Meeus, J., "The Effect of Delta T on Astronomical Calculations", Journal of the British Astronomical Association, 108 (1998), 154-156.

Morrison, L.V. and Ward, C. G., "An analysis of the transits of Mercury: 1677-1973", Mon. Not. Roy. Astron. Soc., 173, 183-206, 1975.

Spencer Jones, H., "The Rotation of the Earth, and the Secular Accelerations of the Sun, Moon and Planets", Monthly Notices of the Royal Astronomical Society, 99 (1939), 541-558.

Stephenson, F.R. & Morrison, L.V., "Long-Term Changes in the Rotation of the Earth: 700 BC to AD 1980", Philosophical Transactions of the Royal Society of London, Ser. A, 313 (1984), 47-70.

Stephenson F.R and Houlden M.A., Atlas of Historical Eclipse Maps: East Asia 1500 BD - AD 1900, Cambridge Univ.Press., 1986.

Stephenson, F.R. & Morrison, L.V., "Long-Term Fluctuations in the Earth's Rotation: 700 BC to AD 1990", Philosophical Transactions of the Royal Society of London, Ser. A, 351 (1995), 165-202.

Stephenson F.R., Historical Eclipses and Earth's Rotation , Cambridge Univ.Press, 1997.

Links

  • Delta T - EclipseWise.com
  • Delta T - Felix Verbelen (Belgium)
  • Delta T - Robert van Gent (The Netherlands)
  • Delta-T - IERS Rapid Service/Prediction Center

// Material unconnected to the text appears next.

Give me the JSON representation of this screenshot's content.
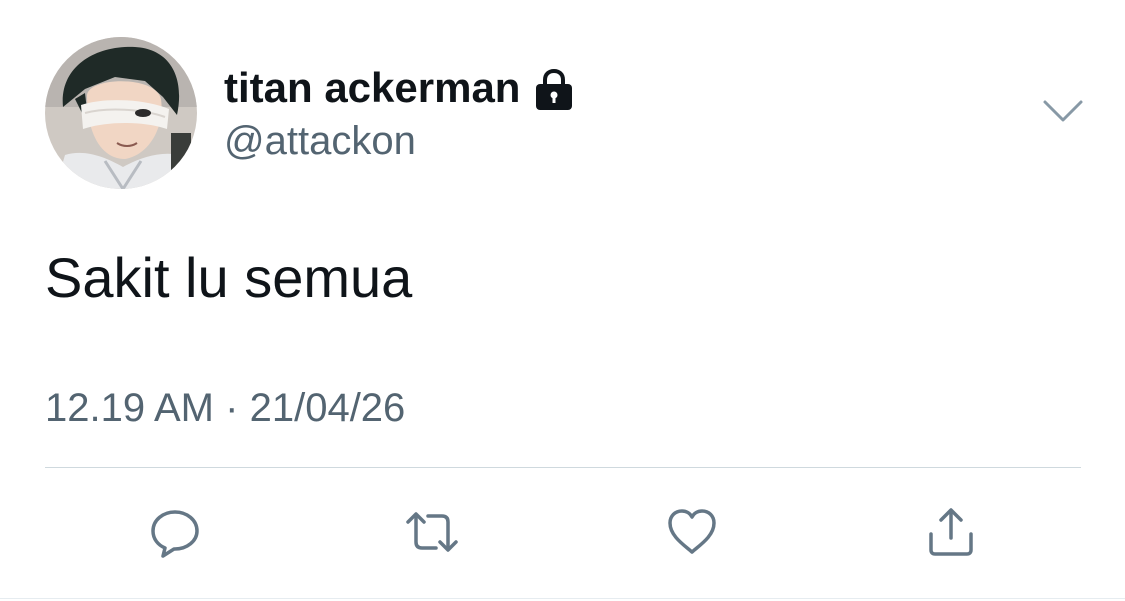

Links to Additional Eclipse Predictions

Acknowledgments

The information presented on this web page is based on material published in Thousand Year Canon of Solar Eclipses 1501 to 2500 and Thousand Year Canon of Lunar Eclipses 1501 to 2500.

For permission to reproduce this data or figures, please contact Fred Espenak. Any reproduction must be accompanied by an acknowledgment:

"Eclipse Predictions by Fred Espenak, www.EclipseWise.com"